To do. Show all lines from the records below in which the string "plist" is present.

Records for processing.
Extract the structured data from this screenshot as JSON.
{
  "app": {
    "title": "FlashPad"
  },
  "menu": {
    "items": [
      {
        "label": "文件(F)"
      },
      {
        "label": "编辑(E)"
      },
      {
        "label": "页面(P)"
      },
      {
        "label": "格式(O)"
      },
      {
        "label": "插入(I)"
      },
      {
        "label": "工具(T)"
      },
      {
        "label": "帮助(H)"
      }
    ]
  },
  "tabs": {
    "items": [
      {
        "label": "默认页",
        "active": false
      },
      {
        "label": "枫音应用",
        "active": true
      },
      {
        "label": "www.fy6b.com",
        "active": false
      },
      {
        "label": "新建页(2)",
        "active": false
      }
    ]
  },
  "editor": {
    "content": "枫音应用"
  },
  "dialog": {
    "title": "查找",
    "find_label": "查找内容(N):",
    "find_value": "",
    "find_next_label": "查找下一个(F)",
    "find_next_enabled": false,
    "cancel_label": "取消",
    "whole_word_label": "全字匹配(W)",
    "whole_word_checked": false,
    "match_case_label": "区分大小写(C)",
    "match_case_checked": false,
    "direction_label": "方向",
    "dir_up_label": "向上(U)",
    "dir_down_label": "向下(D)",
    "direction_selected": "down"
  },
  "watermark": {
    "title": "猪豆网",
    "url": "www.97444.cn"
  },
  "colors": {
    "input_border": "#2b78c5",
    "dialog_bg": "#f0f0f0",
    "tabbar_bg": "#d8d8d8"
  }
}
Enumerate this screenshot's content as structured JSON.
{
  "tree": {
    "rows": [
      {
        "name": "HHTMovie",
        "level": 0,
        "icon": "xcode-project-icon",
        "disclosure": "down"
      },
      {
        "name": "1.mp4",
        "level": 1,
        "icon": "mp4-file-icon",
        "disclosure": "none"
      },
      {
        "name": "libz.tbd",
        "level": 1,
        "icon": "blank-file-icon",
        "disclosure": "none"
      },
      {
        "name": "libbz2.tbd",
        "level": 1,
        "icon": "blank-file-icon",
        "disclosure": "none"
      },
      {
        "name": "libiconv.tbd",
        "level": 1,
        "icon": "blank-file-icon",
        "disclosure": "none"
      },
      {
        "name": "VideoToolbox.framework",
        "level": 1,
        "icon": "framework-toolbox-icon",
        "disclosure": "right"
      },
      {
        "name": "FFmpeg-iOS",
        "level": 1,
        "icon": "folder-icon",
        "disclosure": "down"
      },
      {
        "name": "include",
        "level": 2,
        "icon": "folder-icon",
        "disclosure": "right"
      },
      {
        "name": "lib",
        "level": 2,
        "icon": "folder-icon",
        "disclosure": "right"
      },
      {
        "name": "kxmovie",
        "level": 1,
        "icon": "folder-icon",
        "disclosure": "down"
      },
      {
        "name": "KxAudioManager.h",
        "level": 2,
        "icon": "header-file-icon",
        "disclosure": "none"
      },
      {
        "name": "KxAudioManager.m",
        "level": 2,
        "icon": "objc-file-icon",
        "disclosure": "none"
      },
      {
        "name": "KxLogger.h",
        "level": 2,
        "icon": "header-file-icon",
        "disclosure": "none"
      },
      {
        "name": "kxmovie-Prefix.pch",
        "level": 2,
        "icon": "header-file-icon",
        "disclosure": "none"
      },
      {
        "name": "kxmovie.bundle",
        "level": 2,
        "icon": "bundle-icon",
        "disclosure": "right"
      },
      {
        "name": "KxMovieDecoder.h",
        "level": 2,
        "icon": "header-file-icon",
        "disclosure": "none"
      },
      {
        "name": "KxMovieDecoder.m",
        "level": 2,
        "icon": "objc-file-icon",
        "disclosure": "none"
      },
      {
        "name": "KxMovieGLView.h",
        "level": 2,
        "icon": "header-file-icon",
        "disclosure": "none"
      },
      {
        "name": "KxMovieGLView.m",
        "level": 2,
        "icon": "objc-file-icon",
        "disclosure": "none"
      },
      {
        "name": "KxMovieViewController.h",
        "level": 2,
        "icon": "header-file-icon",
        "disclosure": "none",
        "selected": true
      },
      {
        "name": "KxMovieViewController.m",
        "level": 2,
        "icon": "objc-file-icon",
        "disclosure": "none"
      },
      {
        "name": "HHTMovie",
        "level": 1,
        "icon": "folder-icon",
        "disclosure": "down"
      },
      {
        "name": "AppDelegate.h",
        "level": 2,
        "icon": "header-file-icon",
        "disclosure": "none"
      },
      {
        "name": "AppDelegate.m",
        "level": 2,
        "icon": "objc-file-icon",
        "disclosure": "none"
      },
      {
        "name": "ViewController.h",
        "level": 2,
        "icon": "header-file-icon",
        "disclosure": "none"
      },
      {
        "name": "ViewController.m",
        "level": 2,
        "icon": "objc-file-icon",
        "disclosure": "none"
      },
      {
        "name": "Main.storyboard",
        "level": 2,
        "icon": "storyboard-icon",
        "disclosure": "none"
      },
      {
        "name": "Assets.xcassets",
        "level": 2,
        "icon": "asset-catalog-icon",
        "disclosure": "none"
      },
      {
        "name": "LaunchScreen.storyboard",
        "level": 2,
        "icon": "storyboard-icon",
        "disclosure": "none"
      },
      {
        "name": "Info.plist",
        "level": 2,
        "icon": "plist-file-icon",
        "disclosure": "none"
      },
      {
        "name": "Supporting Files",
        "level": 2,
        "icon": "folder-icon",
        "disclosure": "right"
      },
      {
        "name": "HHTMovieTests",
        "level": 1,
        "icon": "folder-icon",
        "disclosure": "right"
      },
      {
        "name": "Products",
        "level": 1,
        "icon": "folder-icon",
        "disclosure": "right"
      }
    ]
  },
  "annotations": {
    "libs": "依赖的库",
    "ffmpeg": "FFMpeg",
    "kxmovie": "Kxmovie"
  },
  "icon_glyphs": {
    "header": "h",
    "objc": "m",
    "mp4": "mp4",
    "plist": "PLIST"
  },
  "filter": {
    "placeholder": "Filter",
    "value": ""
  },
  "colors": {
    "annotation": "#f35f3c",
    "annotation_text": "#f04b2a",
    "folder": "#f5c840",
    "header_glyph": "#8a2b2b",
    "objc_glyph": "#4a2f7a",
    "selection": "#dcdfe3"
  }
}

Solution for this task.
        "name": "Info.plist",
        "icon": "plist-file-icon",
    "plist": "PLIST"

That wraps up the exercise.